** RECORDS PROVIDED follows **
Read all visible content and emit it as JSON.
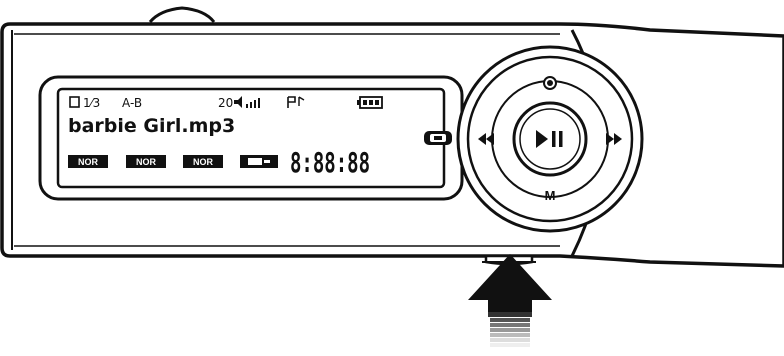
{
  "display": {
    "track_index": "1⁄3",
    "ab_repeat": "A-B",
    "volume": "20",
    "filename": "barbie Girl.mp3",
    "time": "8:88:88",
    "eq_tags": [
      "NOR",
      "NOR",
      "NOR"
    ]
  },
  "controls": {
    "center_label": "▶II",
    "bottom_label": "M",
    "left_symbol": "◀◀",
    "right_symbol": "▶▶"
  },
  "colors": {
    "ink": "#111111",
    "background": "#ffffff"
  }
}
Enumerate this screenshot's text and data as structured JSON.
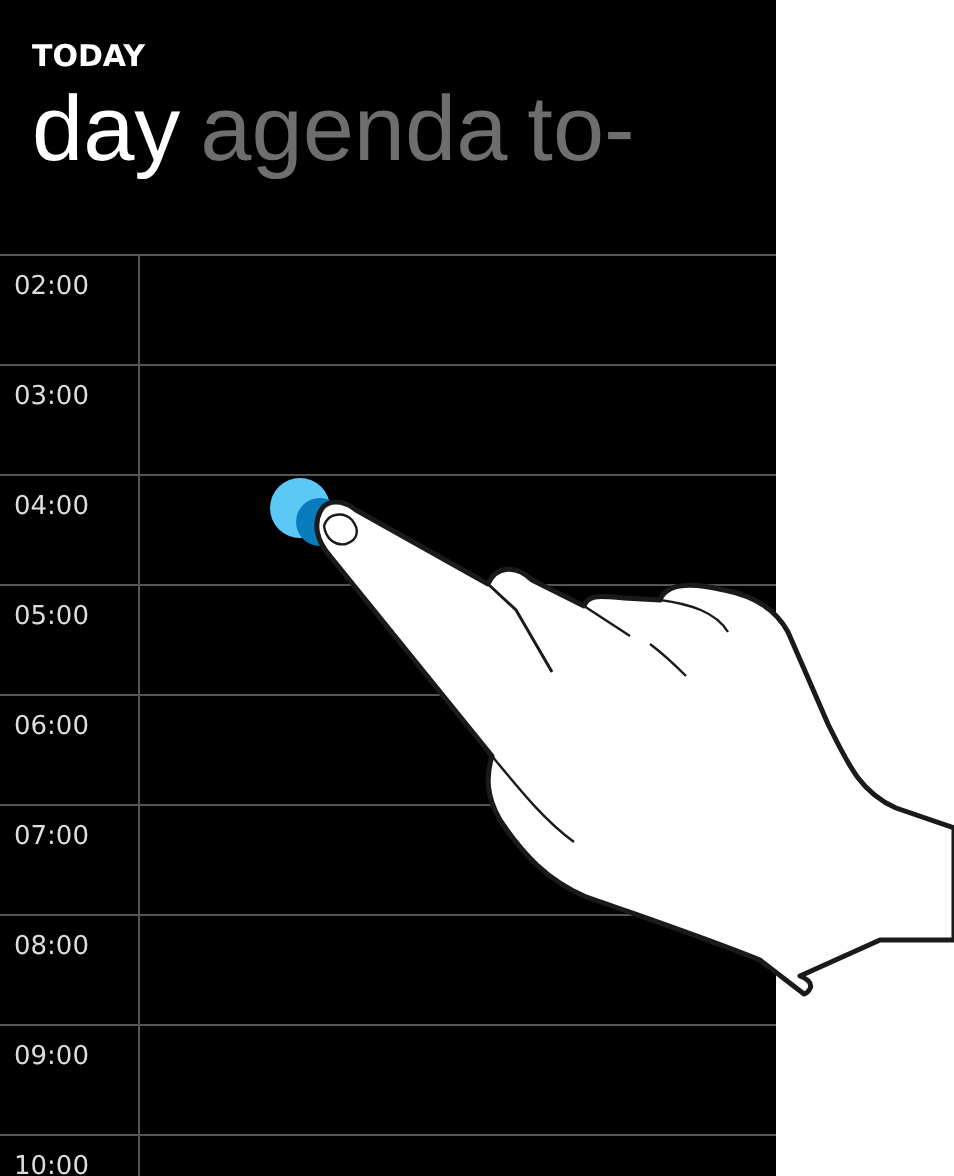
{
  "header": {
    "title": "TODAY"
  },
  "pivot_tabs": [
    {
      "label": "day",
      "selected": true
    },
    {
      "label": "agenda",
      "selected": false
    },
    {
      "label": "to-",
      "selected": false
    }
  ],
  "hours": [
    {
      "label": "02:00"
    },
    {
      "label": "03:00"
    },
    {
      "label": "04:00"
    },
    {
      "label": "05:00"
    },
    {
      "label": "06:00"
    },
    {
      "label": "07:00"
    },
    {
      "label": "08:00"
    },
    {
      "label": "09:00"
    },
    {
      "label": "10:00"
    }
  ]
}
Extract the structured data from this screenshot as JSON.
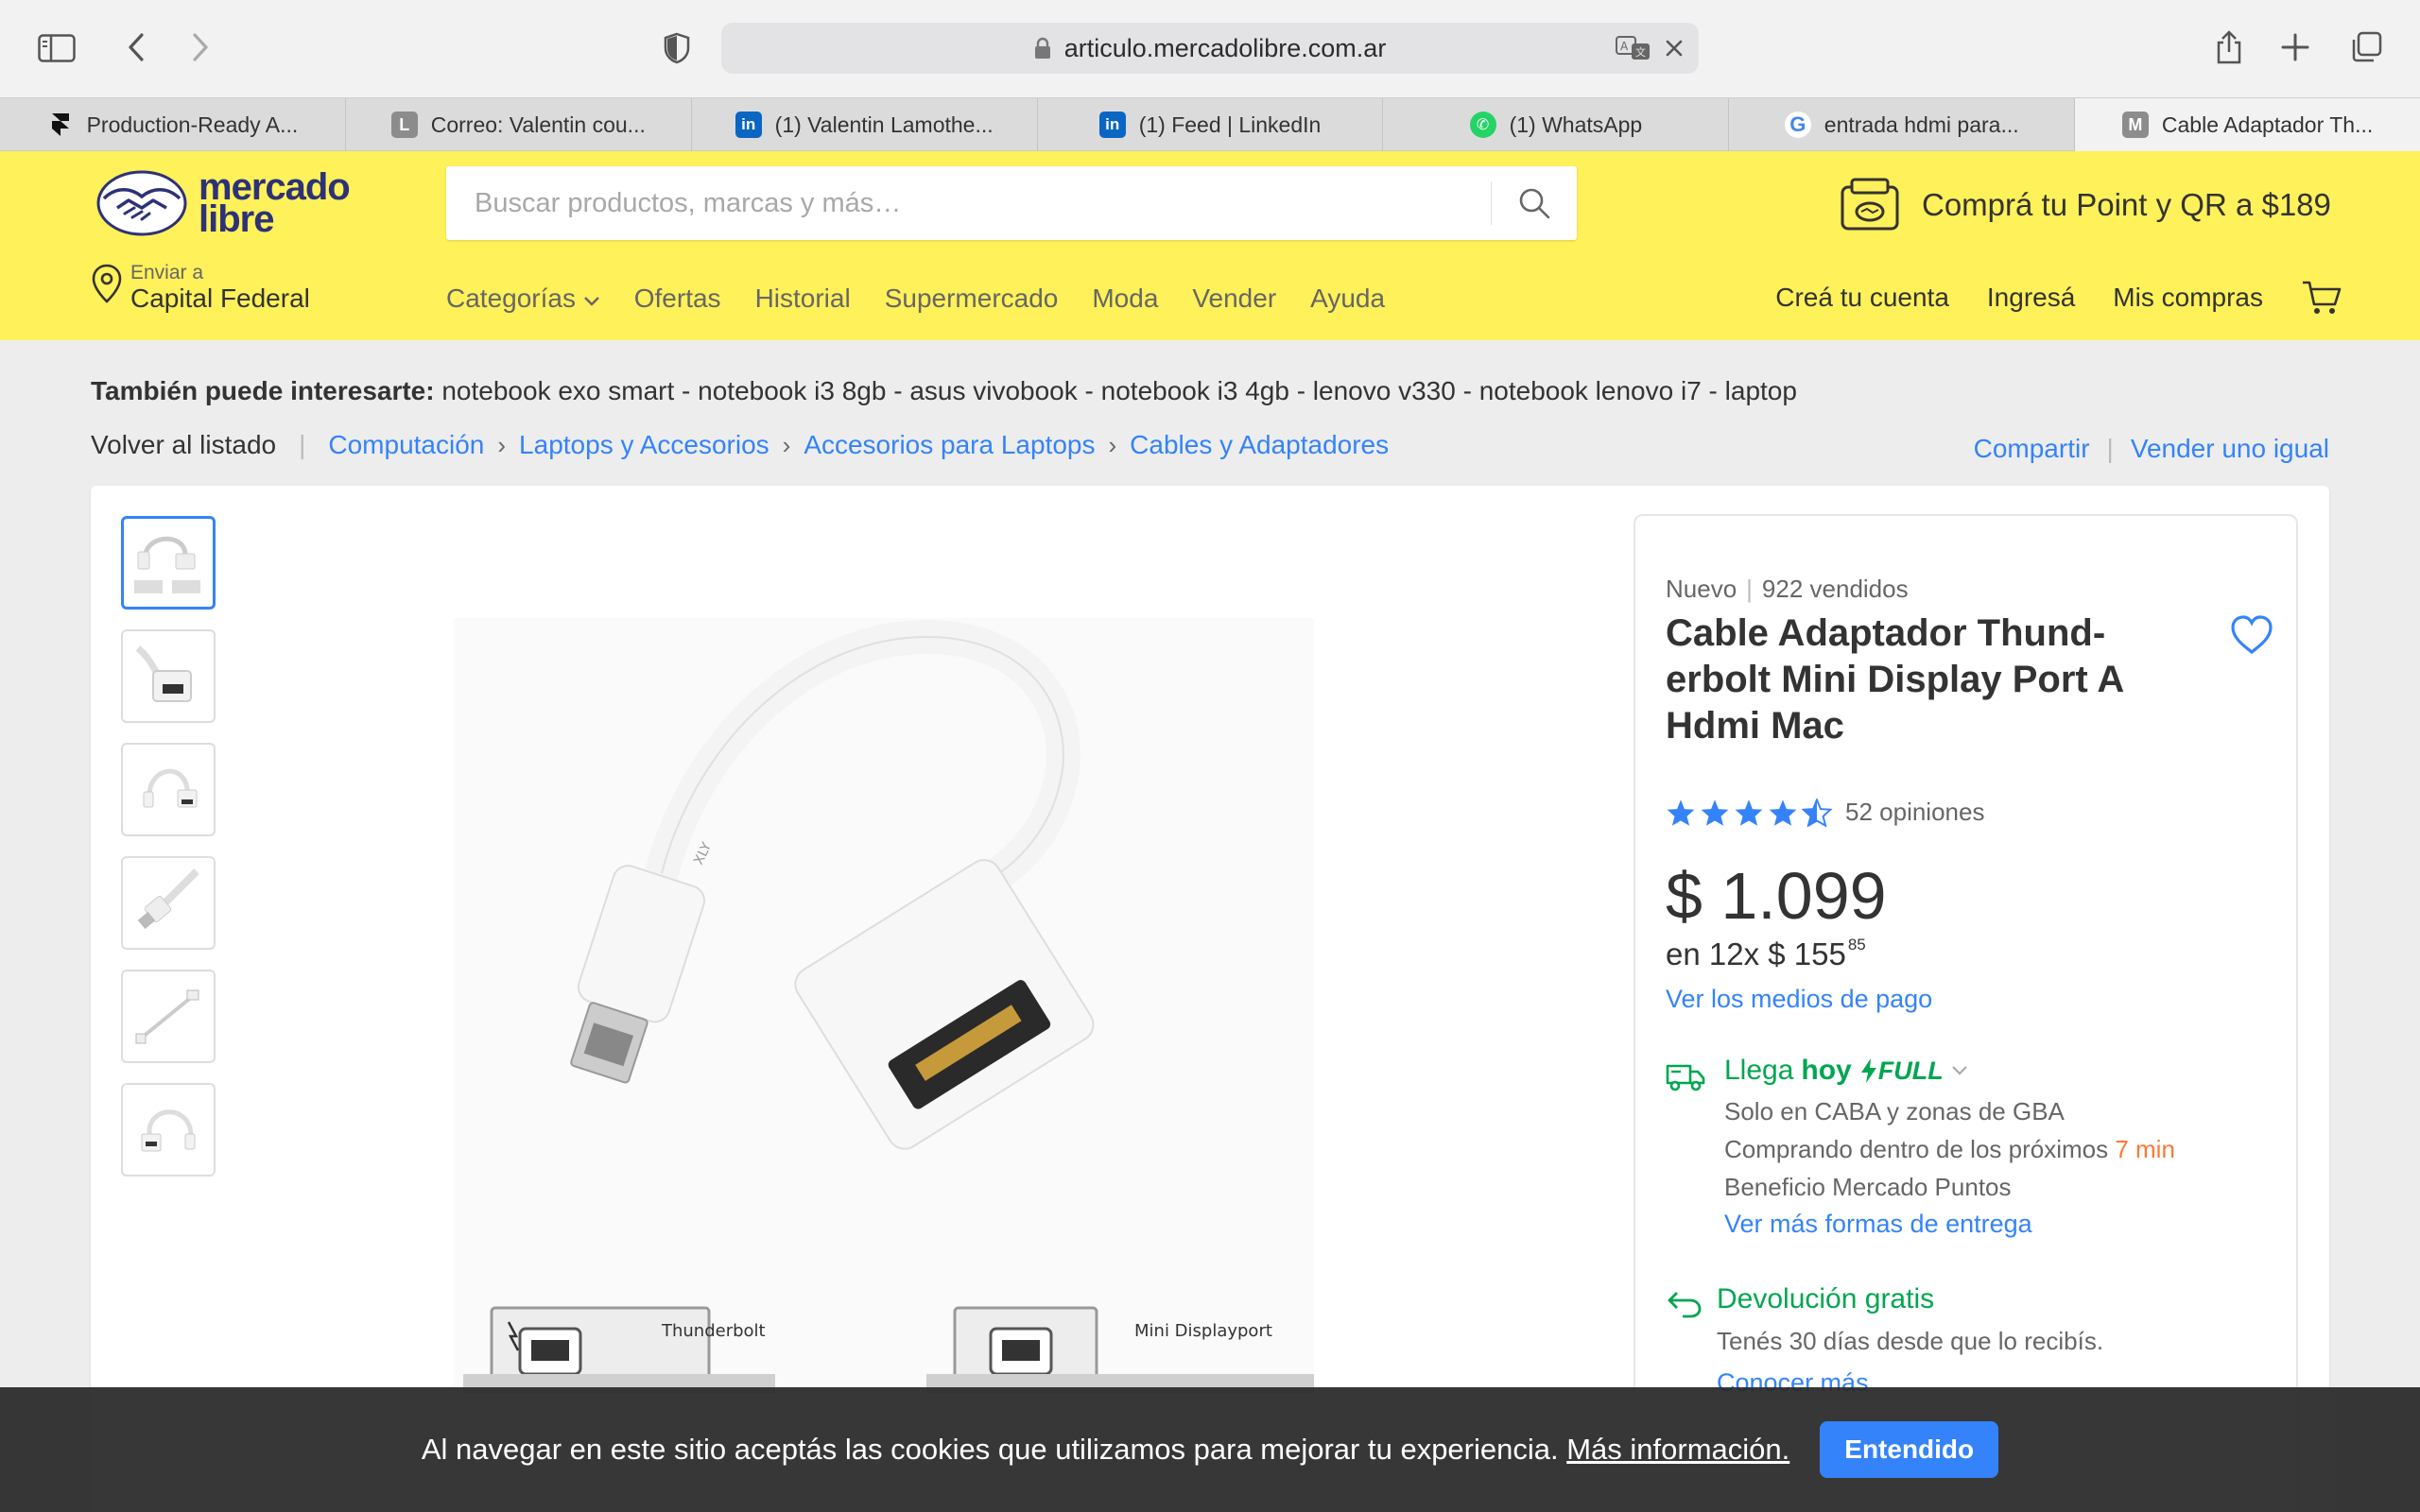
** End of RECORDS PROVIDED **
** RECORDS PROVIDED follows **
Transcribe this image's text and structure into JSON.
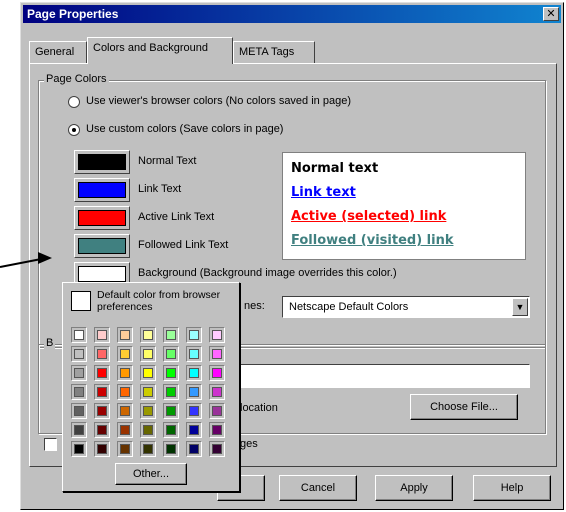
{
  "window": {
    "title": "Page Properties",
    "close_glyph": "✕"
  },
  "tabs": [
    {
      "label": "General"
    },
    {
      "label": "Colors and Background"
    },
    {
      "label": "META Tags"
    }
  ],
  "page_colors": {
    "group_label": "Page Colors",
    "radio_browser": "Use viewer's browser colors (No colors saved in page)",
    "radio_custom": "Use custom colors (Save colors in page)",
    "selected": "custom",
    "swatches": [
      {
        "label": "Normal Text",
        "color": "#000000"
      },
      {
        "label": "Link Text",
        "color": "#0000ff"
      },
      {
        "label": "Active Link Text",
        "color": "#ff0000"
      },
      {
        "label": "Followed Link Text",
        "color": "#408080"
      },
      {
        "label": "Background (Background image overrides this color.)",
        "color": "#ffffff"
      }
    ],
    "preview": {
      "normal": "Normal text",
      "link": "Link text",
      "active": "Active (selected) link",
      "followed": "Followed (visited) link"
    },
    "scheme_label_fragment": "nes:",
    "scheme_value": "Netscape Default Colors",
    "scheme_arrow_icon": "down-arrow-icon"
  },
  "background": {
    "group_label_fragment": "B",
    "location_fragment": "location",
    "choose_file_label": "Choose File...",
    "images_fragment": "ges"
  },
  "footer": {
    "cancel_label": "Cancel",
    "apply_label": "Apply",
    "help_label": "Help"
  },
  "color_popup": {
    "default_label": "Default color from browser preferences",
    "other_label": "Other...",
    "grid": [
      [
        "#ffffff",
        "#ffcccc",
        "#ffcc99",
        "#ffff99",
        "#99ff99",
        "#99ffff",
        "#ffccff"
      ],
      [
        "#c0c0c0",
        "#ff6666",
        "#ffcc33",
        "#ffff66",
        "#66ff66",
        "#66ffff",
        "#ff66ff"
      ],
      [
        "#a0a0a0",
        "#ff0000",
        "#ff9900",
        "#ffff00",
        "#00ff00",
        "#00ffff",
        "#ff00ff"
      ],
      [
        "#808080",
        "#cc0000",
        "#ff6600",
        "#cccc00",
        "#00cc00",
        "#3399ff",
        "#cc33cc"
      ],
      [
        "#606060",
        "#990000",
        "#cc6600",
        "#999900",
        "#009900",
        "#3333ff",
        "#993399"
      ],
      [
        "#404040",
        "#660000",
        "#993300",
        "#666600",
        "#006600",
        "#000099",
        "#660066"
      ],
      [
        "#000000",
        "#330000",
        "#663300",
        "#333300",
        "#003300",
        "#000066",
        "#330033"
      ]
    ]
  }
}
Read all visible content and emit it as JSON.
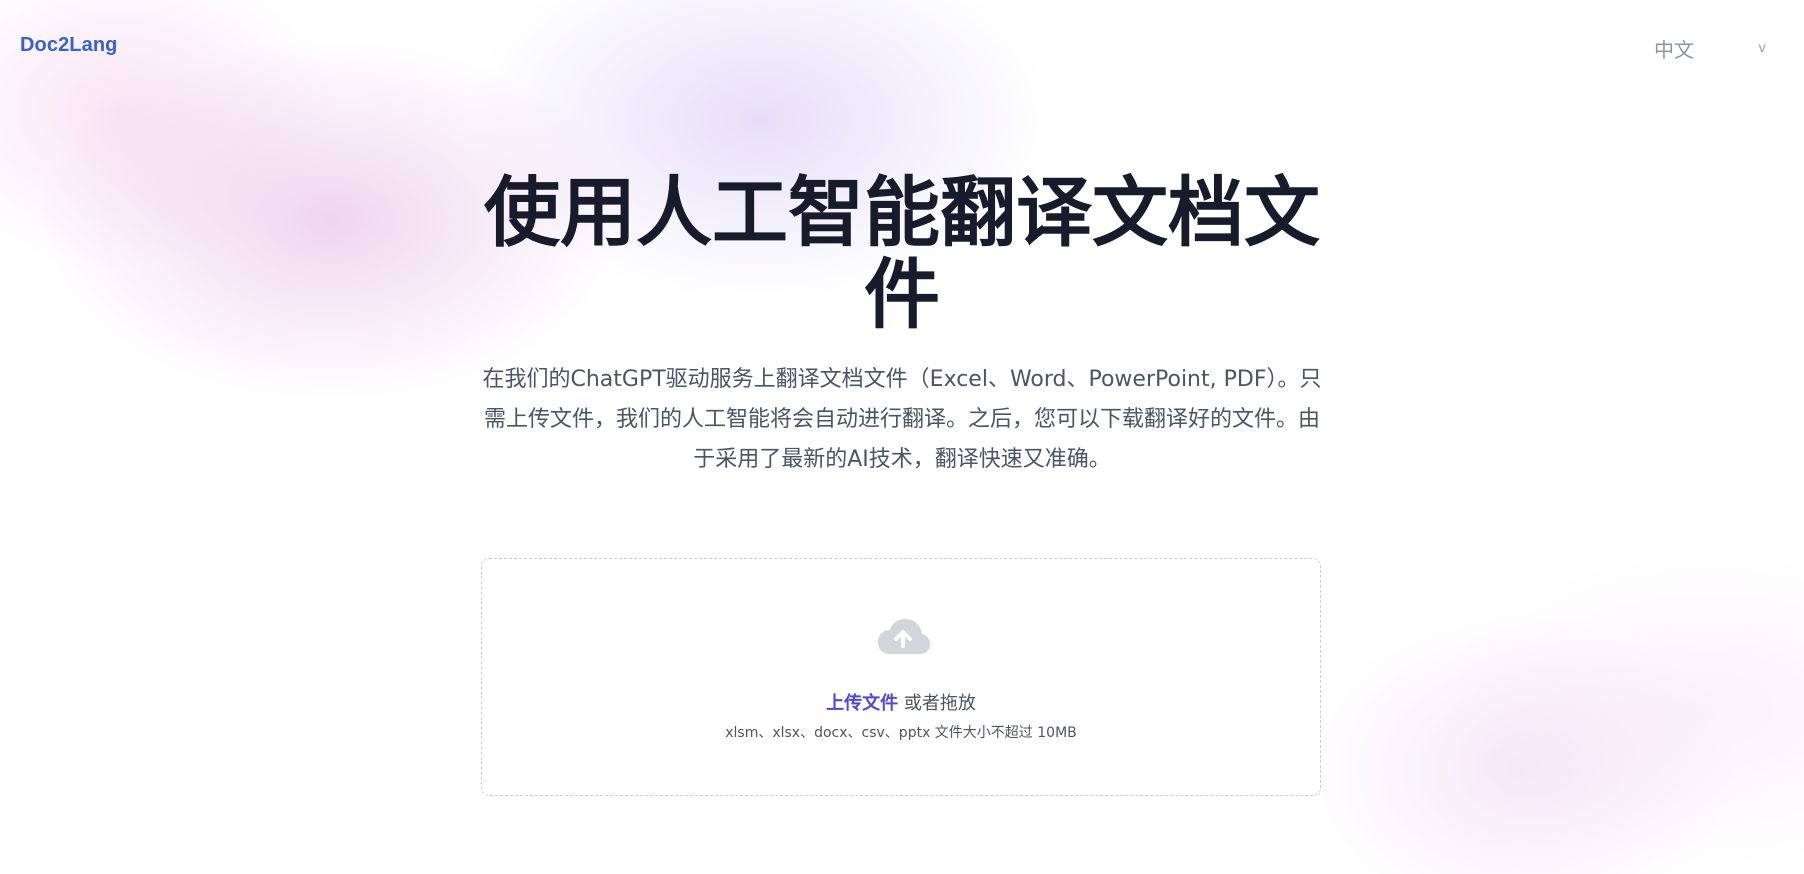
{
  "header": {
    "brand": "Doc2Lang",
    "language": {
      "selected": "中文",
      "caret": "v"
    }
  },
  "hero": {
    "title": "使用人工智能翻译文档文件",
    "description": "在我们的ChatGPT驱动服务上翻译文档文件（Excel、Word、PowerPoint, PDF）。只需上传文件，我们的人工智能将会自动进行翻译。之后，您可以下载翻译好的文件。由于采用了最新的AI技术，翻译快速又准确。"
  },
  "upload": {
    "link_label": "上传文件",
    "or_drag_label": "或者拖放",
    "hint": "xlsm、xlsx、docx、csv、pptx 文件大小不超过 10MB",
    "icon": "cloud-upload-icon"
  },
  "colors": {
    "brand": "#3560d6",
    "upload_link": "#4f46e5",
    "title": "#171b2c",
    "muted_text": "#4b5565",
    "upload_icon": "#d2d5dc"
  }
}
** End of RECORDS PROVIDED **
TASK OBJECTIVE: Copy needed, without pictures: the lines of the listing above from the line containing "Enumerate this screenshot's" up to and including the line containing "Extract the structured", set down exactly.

RESPONSE TO THE TASK:
Enumerate this screenshot's text and data as structured JSON.
{
  "header": {
    "title": "TODAY"
  },
  "pivot_tabs": [
    {
      "label": "day",
      "selected": true
    },
    {
      "label": "agenda",
      "selected": false
    },
    {
      "label": "to-",
      "selected": false
    }
  ],
  "hours": [
    {
      "label": "02:00"
    },
    {
      "label": "03:00"
    },
    {
      "label": "04:00"
    },
    {
      "label": "05:00"
    },
    {
      "label": "06:00"
    },
    {
      "label": "07:00"
    },
    {
      "label": "08:00"
    },
    {
      "label": "09:00"
    },
    {
      "label": "10:00"
    }
  ]
}
Extract the structured data from this screenshot as JSON.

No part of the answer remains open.